Yankees manager Joe Girardi said that he has given Rivera the option of pitching in any of the club’s final games against the Astros here at Minute Maid Park. Rivera told Girardi that he is unavailable again on Saturday, and though Rivera has the right to change his mind, Girardi seems to believe that Rivera will not pitch in Houston.
Rivera’s memorable exit in the Bronx, Girardi said, created a perfect way to go out.
“I think that’s a big part of it,” Girardi said. “That was a special night for him, the way it unfolded. I think he wants it to end that way. But you know, if he changes his mind, it’s OK. Whatever he wants to do.”
Girardi also said that he does not believe Rivera will play center field in Houston; again, his choice.
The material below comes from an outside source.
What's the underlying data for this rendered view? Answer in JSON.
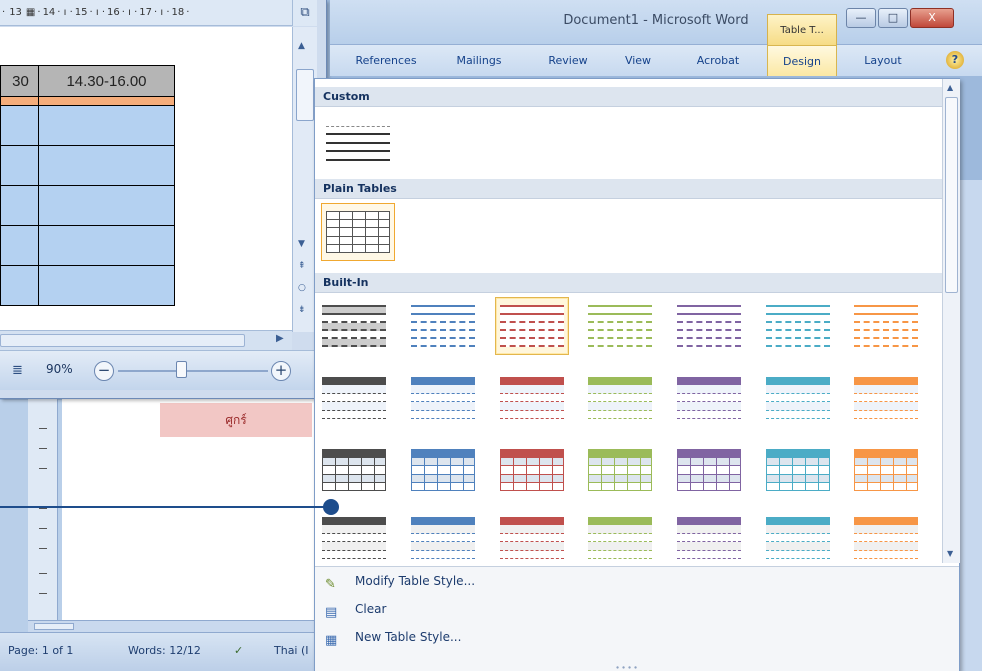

Rivera has long pined for that chance, but seemed to have backed off of his desire earlier this week when Girardi said he was “absolutely” considering it.
“I don’t think we’re probably going to see that as well,” Girardi said. “At least I gave him the opportunity. It’s his decision.”
Rivera is expected to speak to reporters at the conclusion of batting practice.
Here are the early notes as the Yankees (82-75) and Rays (88-69) play the second game of a three-game series here at Yankee Stadium. The Yankees still have a mathematical chance of securing a playoff spot, but the tragic number is at one. Realistically, this is going to be a dark October in the Bronx.
The Yankees’ clubhouse was filled with cardboard boxes and that ripping sound of packing tape this afternoon. That pretty much tells you everything that you need to know.
“You still have a shot, but it’s really remote obviously,” Yankees manager Joe Girardi said. “You have to win every game and the other teams can’t win games. As I talked about yesterday, we had the tough loss on Sunday and we didn’t swing the bats yesterday, and it’s difficult because you work so long to have an opportunity to make the playoffs, and we really hurt our chances.”
David Price (8-8, 3.43 ERA) is getting the call for Tampa Bay, and this could be the final Yankee Stadium start for Phil Hughes, who will try to finish his terrible season (4-13, 5.07 ERA) on a strong note.
“He’s had some good times and some rough times,” Hughes said. “It’s a guy that had a couple big years as a starter, had a big year out of the bullpen. He’s struggled this year. This year has been a struggle for him, and from a personal standpoint, if you’re going to pick a year to struggle as a player, this is not the year to do it.
“For that, I feel bad for him. I know how bad he wants to do well and be successful for this club and this franchise; he loves it here. I feel bad for him. He was a big part of our success in 2009, what he did in that bullpen, he secured that bullpen and us getting to the playoffs the next couple years. He had some big years for us.”
Here are the quick hits:
- The Yankees are holding a 6:50 p.m. ceremony on the field to honor Andy Pettitte. He’ll receive a gift from Derek Jeter and Mariano Rivera on behalf of the organization.
- Girardi said there is “probably a good chance” Rivera will pitch on Thursday against the Rays, which would be his final Yankee Stadium appearance.
- Travis Hafner was activated from the disabled list this afternoon. Girardi said he might use Hafner as a pinch-hitter.